4. Browse the list of Characters Available and answer any easy characters first.
Families of Flowering Plants of Australia has a wide variety of characters, ranging from ones dealing with obvious and simple features to ones dealing with features that are minute and obscure. It’s sensible to start by browsing the list of Characters Available for ones that you can easily answer - your specimen may be keyed out quite quickly using only obvious features. In this case getting stuck on the first character, if it’s difficult and obscure, would be pointless.

5. Always skip a character that you’re unsure about.
The easiest way to go astray with an identification is to guess at a character that you’re unsure about, either because you don’t understand the character or because the character is not clear on the specimen.
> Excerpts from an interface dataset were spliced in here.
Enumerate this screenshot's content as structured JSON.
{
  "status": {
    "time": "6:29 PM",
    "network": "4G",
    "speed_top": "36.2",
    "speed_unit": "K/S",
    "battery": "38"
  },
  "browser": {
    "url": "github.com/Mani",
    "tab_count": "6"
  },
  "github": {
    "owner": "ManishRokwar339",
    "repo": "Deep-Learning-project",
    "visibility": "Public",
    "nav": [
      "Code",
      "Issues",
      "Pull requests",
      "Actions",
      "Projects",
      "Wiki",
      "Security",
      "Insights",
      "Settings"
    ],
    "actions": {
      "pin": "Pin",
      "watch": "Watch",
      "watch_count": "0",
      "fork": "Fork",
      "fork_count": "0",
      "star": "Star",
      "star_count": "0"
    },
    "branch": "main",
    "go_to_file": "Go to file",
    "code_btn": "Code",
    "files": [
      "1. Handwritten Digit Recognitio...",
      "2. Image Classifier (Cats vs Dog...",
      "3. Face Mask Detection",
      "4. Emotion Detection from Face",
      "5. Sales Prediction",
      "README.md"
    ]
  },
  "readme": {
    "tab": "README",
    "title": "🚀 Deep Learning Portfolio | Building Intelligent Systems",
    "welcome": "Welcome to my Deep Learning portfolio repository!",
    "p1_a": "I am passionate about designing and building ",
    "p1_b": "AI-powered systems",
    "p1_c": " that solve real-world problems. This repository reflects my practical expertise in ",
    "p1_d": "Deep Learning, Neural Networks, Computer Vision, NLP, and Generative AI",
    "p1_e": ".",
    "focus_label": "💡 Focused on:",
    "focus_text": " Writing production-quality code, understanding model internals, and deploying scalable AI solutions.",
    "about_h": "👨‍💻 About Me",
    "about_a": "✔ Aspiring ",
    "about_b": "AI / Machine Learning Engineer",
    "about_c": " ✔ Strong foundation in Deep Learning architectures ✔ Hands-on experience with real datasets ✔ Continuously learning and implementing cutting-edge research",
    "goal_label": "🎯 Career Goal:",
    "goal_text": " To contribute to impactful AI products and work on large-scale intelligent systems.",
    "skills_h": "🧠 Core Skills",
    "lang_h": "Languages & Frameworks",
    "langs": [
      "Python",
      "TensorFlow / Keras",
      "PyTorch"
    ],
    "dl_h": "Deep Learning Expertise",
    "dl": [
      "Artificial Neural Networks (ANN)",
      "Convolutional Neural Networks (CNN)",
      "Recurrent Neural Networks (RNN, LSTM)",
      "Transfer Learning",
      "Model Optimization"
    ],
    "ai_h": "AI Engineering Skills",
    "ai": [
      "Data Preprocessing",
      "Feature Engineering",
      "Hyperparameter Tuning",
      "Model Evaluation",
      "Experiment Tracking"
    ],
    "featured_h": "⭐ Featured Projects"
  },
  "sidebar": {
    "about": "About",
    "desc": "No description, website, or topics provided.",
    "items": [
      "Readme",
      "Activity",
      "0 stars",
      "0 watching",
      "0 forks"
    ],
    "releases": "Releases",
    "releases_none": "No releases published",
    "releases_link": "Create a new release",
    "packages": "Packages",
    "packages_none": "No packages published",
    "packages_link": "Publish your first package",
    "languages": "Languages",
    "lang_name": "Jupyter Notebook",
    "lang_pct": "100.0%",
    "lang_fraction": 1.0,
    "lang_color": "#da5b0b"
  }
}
One of the great advantages of an interactive key is the ability to skip characters - use this feature.

6. When selecting states, always choose multiple states if you are uncertain of the correct choice.
Lucid allows you to choose multiple states from one character. These states will be connected with an or link, and Lucid will search for all taxa with state A or state B. If you’re unsure which of two or more states your specimen has, then choose them all. That way, you can be sure that your target plant will remain in Taxa Remaining. (Note, however, that choosing all the states of a character is equivalent to not choosing the character at all, since no taxa would be removed from Taxa Remaining.)

7. When you have addressed all the obvious characters, ask Lucid to suggest the best remaining character.
The Best menu option will cause Lucid to assess which of the remaining characters will best reduce the list of Taxa Remaining. Using one or other of these “best” characters should give you the most efficient next step. It’s sensible to start using Best when you have run out of easy and obvious characters. Once you have the list of “best” characters, scan the list for ones you can answer accurately. Use Best in conjunction with Character Sets. If you start the identification using the default Best and Simplest set, you should open a larger set such as the All set before invoking Best. But if your specimen has only leaves and fruits, then choose these sets before using Best - if you run Best using the All set in this case, the best characters listed may be flower characters that you can’t answer.

8. If you end up with no species remaining, review your chosen character states and delete any that you are dubious about.
An empty Taxa Remaining list means that no family in the tables matches the selection of character states that you have made. This may be because you have found a new species, or because we have made an error in coding the data. However, it is most likely that you have made a mistake in one or more characters. If you are dubious about any of these, try deleting the state you are unsure about, to see what effect it has. One or more families may move back into Taxa Remaining. In difficult cases, you may need to “play” with the key, adding or deleting character states progressively to try to find the best matching taxon.

9. Don’t assume that you’ll end up with a single family remaining.
Some families are very hard to differentiate, except by using difficult or obscure characters. Even after you have addressed all the characters that you can, you may still have a short list of families remaining instead of just one. But you are still much closer to an identification than you otherwise would have been.

10. Once you have a potential target family, check its associated information to see if it matches.
Getting a possible name for a family from Families of Flowering Plants of Australia is not the end of an identification. You may have made errors, or you may have a species that is not in the key. In these cases, the key may have provided you with the wrong name. Always check the accessory information for the family, particularly the descriptions and images. These will often give you a good indication as to whether the answer is correct.